I think this is the reason for which "goto" was considered harmful
in the era of teletypes or teletype-style terminals. But now, in the
era of high definition graphic displays and printers, it makes no sense
(but for this scope a table suffice so even a video terminal with the
entire characters grid addressable is adequate).
For the readers not convinced by this assertion I suggest to write
a little program (in imperative style, of course), not necessarly
with a meaning, full of "goto" and "conditional goto" (if <cond> then
Then try to traslate this program into an oriented graph: code fragments
into bubbles, labels near these bubbles, arrows connecting these bubbles
for each goto and, in case of conditional goto, conditions near the arrows
(try to infer what consistency checks you need, here they are omitted for
You will see how it is easier to understand states and state transitions
(which are what matter in imperative style) of this program.
Of course the data-flow is completely obfuscated but one presumes that
in such "unstructured" programs the data-flow is trivial (in contrary

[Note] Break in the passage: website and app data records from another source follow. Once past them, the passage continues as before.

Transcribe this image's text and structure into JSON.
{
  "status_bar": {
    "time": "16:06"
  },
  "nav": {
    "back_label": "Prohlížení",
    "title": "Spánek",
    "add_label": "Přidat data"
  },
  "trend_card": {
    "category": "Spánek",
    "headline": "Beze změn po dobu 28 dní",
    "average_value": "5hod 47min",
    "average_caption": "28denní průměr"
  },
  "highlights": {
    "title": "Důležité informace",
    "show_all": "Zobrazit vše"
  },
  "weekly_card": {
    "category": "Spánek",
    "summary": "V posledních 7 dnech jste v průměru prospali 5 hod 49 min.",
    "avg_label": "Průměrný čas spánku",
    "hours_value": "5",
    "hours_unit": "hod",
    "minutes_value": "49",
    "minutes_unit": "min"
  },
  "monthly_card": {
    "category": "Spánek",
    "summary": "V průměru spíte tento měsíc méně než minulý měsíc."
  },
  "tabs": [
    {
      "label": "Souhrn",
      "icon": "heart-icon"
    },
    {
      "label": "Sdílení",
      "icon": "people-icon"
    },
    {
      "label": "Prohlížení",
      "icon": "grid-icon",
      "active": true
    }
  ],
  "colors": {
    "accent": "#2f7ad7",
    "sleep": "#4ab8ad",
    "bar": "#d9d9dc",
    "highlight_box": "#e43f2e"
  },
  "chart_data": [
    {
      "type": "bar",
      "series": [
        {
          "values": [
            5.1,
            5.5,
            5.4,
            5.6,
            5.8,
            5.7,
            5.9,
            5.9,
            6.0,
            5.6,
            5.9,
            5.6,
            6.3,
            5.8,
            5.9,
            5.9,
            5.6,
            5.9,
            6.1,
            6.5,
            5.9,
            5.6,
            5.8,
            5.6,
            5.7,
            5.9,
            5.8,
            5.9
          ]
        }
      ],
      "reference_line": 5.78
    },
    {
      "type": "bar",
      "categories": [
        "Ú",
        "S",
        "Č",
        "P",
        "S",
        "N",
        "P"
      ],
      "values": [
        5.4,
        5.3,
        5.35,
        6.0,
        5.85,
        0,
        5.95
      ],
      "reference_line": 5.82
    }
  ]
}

case you could have different representations of a same program).
Ok, now back to "configuration".
>>> [..] and that this concept seems to encompass both of them.
>> Now, just to be sure: are you saying that we can use the word
>> "configuration" to refer to both collections of objects in general and
>> collections of syntactic objects (terms in expressions) and
>> relationships which hold over them?
> Yes. I should probably mention that this concept should encompass things
> like multiple return values and side-effects (or maybe an all-effects
> network which covers both by relating an object representing a
> computation to the various attributes which it calculates in the process
> of determining the result).
It encompasses data-flow and constraint propagation languages then.
>>> Since you don't quote the explanation of "configuration" earlier, I
>>> will assume that this is understood well enough.
>> Apparently is so.
>>>> Expressions are always relationships/constraints between objects and
>>>> calling some of these expressions "configurations" seems arbitrary.
>>>> Nothing wrong with this, but what are precisely the distinguishing
>>>> features of these configurations wrt other expressions?
>>> No, /all/ expressions are configurations when viewed as term-trees,
>>> not just some of them.
>> Ok, now is clear and /a posteriori/ absolutely consequential.
>>> Configurations which are /not/ term trees are merely those describing
>>> actual relationships between objects which have no /direct/ origin in
>>> the form of expressions.
>> Thus configurations can also deal with objects /external/ to the system
>> (intended as linguistic framework)? Or: objects which have no /direct/
>> origin in the form of expressions are objects which "enter" into the
>> system via interactions with the outside (I/O), right?
> "Any objects" means "/any/ objects", which in TUNES means any /thing/. So,
> this is the case also for external objects.
I asked beacuase I noted in "[..] which have no /direct/ origin in
the form of expressions" the emphasis on /direct/ and thus I wanted
to be sure.
Returning to your original question:
On Wed, 9 Apr 2003 16:37:46 -0700 (PDT) Brian T Rice <email@example.com> wrote:
> Should we include/incorporate the idea? Should we rename it?
Yes, it seems quite powerful because it encompasses many other concepts
and it is rather simple to understand if presented in the right way.
Frankly I would not know what *exactly* has confused me in your e-mail,
it now just makes more sense.
Comments and suggestions about "belong" relationship and attribuition
will be probably the subject of an upcoming e-mail.